Art&Music installation Art Gallery 291, Studio 28, Estorick Collection of Modern Italian Art;
The Lane Lounge Bar, Hooka Lounge Bar, Vibe Bar.

I have also performed with the group Sitar Fusion Project combining classical Indian beats with western contemporary sounds; performances in London area (Bengal Quay), Bricklane Festival.

classic harp
The harp is a stringed musical instrument that has a number of individual strings running at an angle to its soundboard; the strings are plucked with the fingers. Harps have been known since antiquity in Asia, Africa and Europe, dating back at least as early as 3500 BC. The instrument had great popularity in Europe during the Middle Ages and Renaissance, where it evolved into a wide range of variants with new technologies, and was disseminated to Europe's colonies, finding particular popularity in Latin America. Although some ancient members of the harp family died out in the Near East and South Asia, descendants of early harps are still played in Myanmar and parts of Africa, and other defunct variants in Europe and Asia have been utilized by musicians in the modern era.

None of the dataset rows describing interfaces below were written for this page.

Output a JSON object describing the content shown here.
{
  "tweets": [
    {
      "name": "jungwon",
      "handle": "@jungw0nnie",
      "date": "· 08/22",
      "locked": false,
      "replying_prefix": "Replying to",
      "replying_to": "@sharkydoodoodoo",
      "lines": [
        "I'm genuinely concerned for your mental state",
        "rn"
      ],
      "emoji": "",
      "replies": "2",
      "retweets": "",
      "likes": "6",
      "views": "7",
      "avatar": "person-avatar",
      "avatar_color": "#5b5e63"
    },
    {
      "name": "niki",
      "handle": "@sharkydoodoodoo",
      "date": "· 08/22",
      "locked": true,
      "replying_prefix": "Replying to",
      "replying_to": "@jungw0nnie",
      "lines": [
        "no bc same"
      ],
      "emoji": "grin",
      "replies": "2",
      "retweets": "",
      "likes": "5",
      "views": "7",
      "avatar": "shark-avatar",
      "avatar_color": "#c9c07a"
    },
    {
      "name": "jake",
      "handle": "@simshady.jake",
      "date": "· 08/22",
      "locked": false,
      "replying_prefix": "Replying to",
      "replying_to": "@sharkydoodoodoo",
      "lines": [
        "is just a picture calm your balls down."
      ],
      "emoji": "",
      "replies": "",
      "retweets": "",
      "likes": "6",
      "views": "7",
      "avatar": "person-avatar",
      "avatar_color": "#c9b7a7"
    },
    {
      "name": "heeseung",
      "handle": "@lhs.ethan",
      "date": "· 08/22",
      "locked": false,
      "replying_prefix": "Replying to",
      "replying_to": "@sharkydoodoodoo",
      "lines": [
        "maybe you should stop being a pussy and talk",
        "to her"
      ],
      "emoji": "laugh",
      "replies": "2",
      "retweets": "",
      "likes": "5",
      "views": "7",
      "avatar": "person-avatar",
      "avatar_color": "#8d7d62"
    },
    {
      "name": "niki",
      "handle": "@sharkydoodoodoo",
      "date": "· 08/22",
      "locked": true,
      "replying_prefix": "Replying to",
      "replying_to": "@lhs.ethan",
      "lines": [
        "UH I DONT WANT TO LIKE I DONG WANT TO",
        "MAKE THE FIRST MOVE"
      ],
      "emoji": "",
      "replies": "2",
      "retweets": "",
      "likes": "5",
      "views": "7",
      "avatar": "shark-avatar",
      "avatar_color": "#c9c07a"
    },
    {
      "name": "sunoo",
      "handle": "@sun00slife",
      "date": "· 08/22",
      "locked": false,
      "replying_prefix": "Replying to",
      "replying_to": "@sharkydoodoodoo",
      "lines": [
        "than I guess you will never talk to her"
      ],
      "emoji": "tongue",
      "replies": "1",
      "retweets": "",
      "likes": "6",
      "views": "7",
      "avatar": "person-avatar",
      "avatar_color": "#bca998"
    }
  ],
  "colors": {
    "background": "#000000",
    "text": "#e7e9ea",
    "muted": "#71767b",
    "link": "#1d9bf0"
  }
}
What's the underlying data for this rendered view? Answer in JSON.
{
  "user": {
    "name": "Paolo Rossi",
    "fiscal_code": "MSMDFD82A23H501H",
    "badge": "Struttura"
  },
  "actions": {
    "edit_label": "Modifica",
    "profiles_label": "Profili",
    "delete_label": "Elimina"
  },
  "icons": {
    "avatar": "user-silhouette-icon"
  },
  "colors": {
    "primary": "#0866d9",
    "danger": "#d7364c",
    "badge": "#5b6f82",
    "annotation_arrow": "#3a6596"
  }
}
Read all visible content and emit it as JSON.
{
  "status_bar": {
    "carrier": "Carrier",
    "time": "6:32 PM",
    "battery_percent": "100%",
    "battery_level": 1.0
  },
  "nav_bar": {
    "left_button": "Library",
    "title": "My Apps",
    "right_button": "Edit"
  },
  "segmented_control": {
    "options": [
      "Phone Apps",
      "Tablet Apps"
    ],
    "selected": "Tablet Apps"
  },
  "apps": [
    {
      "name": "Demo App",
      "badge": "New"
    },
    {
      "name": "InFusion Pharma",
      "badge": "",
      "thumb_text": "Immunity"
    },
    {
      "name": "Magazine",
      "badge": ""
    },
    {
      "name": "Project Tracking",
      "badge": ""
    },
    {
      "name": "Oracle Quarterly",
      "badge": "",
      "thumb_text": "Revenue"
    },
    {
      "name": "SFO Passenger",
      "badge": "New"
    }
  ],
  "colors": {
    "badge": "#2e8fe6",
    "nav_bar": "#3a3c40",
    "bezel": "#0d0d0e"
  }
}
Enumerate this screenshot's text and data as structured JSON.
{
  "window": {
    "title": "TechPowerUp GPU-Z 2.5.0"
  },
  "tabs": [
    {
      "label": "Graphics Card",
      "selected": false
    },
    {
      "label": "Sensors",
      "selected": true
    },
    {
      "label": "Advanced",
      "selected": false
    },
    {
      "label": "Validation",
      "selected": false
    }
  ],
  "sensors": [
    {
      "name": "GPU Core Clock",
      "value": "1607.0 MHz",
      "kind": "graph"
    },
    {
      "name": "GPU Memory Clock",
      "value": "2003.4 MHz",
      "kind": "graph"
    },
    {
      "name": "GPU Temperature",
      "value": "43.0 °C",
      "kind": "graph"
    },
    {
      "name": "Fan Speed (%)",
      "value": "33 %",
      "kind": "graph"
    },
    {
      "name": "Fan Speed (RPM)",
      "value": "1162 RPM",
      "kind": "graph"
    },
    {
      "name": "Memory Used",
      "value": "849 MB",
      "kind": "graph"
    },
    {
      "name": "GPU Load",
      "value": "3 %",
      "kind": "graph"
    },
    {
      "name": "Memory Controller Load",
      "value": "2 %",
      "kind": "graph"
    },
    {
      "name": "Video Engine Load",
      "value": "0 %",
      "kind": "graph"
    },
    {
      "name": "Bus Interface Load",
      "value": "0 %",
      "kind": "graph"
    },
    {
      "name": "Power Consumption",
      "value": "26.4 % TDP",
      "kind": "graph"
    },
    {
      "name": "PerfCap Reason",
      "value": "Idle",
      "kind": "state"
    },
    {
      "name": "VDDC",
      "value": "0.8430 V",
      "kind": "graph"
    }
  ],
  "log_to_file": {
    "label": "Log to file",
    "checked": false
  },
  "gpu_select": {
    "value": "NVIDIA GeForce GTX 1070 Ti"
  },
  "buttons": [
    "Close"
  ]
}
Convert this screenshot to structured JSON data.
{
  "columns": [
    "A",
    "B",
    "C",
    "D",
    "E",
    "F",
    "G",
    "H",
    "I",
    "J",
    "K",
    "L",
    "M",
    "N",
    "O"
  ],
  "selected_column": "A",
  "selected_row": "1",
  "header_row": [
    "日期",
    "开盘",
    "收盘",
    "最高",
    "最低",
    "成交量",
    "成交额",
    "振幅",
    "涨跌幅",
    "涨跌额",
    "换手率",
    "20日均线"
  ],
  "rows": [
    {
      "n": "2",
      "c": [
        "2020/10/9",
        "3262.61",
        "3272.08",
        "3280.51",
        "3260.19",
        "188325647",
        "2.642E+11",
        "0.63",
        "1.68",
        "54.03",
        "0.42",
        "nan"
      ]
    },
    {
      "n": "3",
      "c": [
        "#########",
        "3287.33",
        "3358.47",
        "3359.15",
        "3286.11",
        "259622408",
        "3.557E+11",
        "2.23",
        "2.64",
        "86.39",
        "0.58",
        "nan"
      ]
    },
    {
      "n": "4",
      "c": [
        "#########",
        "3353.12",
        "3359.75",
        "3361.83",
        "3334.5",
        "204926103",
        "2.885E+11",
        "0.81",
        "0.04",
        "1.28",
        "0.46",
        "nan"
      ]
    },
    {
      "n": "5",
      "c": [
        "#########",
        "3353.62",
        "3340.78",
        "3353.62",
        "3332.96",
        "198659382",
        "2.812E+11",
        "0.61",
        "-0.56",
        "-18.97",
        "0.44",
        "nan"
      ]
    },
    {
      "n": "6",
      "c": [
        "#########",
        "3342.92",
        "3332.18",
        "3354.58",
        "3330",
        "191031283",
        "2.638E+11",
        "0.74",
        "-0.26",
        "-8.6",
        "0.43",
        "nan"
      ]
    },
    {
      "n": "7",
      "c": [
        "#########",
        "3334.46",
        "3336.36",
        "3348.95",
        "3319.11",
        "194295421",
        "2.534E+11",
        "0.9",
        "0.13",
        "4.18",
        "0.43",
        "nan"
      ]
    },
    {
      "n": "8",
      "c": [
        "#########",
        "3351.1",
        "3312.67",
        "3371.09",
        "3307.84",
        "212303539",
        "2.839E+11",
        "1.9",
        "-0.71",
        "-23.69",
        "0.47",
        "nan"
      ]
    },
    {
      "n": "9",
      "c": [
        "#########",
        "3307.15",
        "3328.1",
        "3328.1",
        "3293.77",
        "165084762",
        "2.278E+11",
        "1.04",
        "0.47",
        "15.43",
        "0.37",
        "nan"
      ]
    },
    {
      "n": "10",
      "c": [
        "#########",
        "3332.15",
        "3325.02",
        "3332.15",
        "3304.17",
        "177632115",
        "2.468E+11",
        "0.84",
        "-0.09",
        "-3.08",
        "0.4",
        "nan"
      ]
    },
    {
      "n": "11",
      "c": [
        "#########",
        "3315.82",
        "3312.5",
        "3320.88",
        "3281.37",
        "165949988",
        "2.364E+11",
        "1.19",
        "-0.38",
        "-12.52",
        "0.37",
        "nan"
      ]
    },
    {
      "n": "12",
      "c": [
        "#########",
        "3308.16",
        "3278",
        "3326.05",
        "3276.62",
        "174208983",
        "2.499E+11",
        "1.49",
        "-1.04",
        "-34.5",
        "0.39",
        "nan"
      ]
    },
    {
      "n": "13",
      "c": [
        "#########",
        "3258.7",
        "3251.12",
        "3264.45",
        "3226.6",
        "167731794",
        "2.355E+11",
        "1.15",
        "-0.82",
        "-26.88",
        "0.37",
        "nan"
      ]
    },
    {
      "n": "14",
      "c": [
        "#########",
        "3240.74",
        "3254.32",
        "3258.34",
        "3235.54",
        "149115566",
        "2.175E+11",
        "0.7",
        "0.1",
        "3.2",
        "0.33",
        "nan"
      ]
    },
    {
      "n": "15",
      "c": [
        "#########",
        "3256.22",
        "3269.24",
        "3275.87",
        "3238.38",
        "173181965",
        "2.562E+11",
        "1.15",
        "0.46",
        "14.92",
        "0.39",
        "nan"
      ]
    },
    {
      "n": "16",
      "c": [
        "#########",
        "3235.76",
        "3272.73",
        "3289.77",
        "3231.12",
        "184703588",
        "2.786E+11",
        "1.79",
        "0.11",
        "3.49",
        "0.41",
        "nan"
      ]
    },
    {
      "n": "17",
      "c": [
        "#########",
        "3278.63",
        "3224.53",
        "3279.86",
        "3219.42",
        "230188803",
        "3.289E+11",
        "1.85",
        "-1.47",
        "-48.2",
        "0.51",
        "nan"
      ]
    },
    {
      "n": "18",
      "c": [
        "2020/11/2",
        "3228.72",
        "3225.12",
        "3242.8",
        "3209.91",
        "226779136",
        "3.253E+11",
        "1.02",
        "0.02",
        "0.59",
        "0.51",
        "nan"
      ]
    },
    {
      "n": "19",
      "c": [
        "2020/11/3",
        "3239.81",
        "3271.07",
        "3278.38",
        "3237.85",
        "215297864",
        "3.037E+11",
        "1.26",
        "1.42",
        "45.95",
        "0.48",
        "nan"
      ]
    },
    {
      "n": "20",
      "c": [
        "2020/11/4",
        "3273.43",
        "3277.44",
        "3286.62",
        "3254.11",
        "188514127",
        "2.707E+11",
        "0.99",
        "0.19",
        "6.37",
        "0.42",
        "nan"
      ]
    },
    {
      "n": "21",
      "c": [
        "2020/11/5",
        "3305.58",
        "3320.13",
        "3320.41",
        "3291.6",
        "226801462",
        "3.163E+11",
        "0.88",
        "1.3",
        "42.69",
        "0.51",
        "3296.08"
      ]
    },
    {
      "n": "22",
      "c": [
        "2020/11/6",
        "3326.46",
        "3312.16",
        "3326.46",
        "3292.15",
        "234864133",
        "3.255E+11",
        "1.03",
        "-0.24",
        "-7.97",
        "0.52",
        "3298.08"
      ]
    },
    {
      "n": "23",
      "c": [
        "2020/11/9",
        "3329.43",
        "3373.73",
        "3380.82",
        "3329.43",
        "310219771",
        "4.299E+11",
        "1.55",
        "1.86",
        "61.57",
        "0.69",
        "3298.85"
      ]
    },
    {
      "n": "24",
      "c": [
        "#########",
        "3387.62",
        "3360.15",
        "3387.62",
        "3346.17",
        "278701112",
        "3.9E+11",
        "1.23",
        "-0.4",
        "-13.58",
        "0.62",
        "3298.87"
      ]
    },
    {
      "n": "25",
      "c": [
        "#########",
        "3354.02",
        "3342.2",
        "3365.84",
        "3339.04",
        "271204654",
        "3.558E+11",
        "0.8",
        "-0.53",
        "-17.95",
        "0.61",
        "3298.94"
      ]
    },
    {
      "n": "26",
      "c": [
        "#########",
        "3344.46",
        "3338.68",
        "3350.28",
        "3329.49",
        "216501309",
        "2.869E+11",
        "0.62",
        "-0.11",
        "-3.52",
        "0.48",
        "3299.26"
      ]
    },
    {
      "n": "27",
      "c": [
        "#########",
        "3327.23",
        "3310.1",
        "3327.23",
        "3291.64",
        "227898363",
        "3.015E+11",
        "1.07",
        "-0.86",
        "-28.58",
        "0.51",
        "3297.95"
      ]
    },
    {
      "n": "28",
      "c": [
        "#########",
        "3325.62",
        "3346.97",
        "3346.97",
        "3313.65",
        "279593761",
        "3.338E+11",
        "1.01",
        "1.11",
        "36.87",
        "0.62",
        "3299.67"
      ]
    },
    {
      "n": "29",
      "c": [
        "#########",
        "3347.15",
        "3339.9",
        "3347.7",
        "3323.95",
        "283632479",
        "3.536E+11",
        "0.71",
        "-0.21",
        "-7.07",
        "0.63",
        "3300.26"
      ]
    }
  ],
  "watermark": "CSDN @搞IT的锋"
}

irish harp
The Celtic harp is a square harp traditional to Ireland and Scotland. It is known as cláirseach in Irish and clàrsach in Scottish Gaelic. In Ireland and Scotland, it was a wire-strung instrument requiring great skill and long practice to play, and was associated with the Gaelic ruling class. It appears on Irish and British coins and coat of arms of the Republic of Ireland, the United Kingdom and Canada.